Work to be completed » Work through the records that follow and return each line containing the word "checkbox".

(Items listed in a dataset)
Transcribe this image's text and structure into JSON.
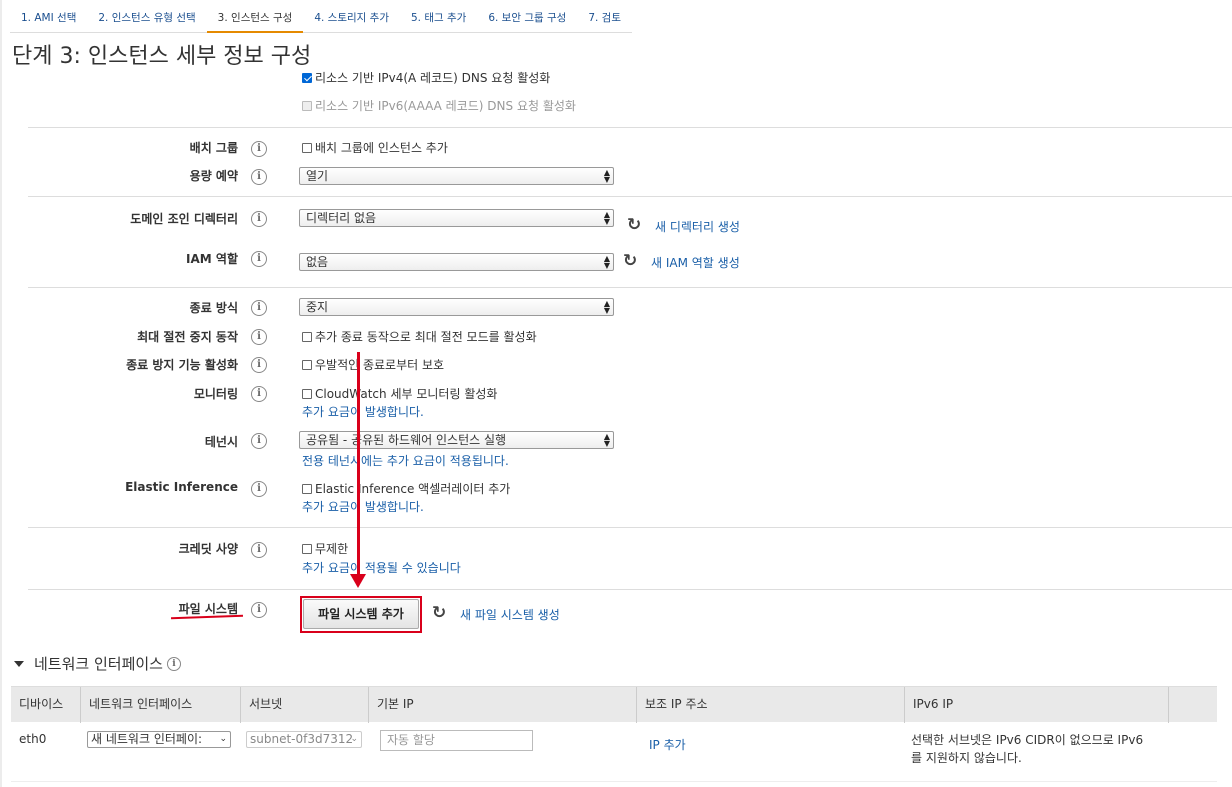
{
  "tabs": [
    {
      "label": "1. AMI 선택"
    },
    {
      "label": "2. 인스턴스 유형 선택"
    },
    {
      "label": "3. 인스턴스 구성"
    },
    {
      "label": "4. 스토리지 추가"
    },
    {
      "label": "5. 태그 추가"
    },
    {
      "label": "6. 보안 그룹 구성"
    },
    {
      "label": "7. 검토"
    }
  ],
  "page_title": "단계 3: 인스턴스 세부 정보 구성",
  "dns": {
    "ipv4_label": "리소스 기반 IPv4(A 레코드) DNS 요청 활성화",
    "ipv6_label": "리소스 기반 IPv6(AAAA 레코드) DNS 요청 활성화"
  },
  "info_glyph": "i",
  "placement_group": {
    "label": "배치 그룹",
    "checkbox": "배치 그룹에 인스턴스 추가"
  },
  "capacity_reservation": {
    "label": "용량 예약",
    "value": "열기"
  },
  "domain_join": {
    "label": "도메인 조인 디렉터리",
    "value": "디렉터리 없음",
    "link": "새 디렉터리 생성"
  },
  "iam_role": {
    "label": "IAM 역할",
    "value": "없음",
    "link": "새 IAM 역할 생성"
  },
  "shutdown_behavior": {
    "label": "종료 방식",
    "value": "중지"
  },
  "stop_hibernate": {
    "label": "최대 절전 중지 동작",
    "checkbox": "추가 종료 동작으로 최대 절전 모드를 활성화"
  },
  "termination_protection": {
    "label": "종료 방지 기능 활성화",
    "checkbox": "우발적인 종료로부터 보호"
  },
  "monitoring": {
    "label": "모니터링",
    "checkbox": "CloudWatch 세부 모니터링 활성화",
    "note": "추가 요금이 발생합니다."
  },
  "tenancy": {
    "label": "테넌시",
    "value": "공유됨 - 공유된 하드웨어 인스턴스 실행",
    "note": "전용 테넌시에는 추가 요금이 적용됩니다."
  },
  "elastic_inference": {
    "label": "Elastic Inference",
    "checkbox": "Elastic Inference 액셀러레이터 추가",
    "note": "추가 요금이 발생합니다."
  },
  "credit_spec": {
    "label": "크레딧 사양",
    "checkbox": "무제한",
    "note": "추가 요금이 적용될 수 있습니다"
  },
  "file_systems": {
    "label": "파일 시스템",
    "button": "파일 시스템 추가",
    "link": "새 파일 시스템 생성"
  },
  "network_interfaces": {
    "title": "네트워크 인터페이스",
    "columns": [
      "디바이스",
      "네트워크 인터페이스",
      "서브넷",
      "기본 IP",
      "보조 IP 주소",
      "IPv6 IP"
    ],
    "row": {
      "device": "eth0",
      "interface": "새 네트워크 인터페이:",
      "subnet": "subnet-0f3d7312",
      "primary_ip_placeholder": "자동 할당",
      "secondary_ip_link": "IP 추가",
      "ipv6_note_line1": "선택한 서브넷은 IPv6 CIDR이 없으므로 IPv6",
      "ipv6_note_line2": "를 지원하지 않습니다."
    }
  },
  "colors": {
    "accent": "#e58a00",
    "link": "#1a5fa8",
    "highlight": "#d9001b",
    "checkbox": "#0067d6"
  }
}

Result »
    "checkbox": "배치 그룹에 인스턴스 추가"
    "checkbox": "추가 종료 동작으로 최대 절전 모드를 활성화"
    "checkbox": "우발적인 종료로부터 보호"
    "checkbox": "CloudWatch 세부 모니터링 활성화",
    "checkbox": "Elastic Inference 액셀러레이터 추가",
    "checkbox": "무제한",
    "checkbox": "#0067d6"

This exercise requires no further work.